### Task
Copy the records below exactly. Include all of them.

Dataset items
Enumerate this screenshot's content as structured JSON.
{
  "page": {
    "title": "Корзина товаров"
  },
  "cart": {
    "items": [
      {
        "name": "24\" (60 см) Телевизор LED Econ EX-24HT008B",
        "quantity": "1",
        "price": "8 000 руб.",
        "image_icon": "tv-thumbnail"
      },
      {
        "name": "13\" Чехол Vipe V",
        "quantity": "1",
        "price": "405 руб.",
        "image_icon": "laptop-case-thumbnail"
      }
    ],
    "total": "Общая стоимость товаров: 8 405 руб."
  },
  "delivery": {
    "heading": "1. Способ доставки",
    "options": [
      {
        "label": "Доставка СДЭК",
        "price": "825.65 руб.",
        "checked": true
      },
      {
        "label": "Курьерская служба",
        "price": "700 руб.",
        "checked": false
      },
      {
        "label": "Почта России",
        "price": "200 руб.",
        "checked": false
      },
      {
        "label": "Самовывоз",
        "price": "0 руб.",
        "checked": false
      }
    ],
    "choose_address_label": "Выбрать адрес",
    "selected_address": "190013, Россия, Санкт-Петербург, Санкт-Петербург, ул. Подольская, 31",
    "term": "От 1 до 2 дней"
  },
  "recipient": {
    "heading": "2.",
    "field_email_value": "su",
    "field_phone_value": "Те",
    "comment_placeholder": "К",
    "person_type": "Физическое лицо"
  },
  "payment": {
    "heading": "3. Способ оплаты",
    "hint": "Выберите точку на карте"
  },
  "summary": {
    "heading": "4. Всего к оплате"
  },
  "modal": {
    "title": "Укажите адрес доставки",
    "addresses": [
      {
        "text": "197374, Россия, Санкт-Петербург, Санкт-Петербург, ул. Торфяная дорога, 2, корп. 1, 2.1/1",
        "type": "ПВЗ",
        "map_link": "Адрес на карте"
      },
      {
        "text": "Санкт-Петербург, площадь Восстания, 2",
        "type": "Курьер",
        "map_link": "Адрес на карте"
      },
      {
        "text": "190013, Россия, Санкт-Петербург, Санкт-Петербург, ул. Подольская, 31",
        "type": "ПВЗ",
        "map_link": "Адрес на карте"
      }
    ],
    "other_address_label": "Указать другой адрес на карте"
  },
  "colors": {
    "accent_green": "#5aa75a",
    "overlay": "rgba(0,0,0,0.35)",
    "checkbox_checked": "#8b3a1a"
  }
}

### Result
Enumerate this screenshot's content as structured JSON.
{
  "page": {
    "title": "Корзина товаров"
  },
  "cart": {
    "items": [
      {
        "name": "24\" (60 см) Телевизор LED Econ EX-24HT008B",
        "quantity": "1",
        "price": "8 000 руб.",
        "image_icon": "tv-thumbnail"
      },
      {
        "name": "13\" Чехол Vipe V",
        "quantity": "1",
        "price": "405 руб.",
        "image_icon": "laptop-case-thumbnail"
      }
    ],
    "total": "Общая стоимость товаров: 8 405 руб."
  },
  "delivery": {
    "heading": "1. Способ доставки",
    "options": [
      {
        "label": "Доставка СДЭК",
        "price": "825.65 руб.",
        "checked": true
      },
      {
        "label": "Курьерская служба",
        "price": "700 руб.",
        "checked": false
      },
      {
        "label": "Почта России",
        "price": "200 руб.",
        "checked": false
      },
      {
        "label": "Самовывоз",
        "price": "0 руб.",
        "checked": false
      }
    ],
    "choose_address_label": "Выбрать адрес",
    "selected_address": "190013, Россия, Санкт-Петербург, Санкт-Петербург, ул. Подольская, 31",
    "term": "От 1 до 2 дней"
  },
  "recipient": {
    "heading": "2.",
    "field_email_value": "su",
    "field_phone_value": "Те",
    "comment_placeholder": "К",
    "person_type": "Физическое лицо"
  },
  "payment": {
    "heading": "3. Способ оплаты",
    "hint": "Выберите точку на карте"
  },
  "summary": {
    "heading": "4. Всего к оплате"
  },
  "modal": {
    "title": "Укажите адрес доставки",
    "addresses": [
      {
        "text": "197374, Россия, Санкт-Петербург, Санкт-Петербург, ул. Торфяная дорога, 2, корп. 1, 2.1/1",
        "type": "ПВЗ",
        "map_link": "Адрес на карте"
      },
      {
        "text": "Санкт-Петербург, площадь Восстания, 2",
        "type": "Курьер",
        "map_link": "Адрес на карте"
      },
      {
        "text": "190013, Россия, Санкт-Петербург, Санкт-Петербург, ул. Подольская, 31",
        "type": "ПВЗ",
        "map_link": "Адрес на карте"
      }
    ],
    "other_address_label": "Указать другой адрес на карте"
  },
  "colors": {
    "accent_green": "#5aa75a",
    "overlay": "rgba(0,0,0,0.35)",
    "checkbox_checked": "#8b3a1a"
  }
}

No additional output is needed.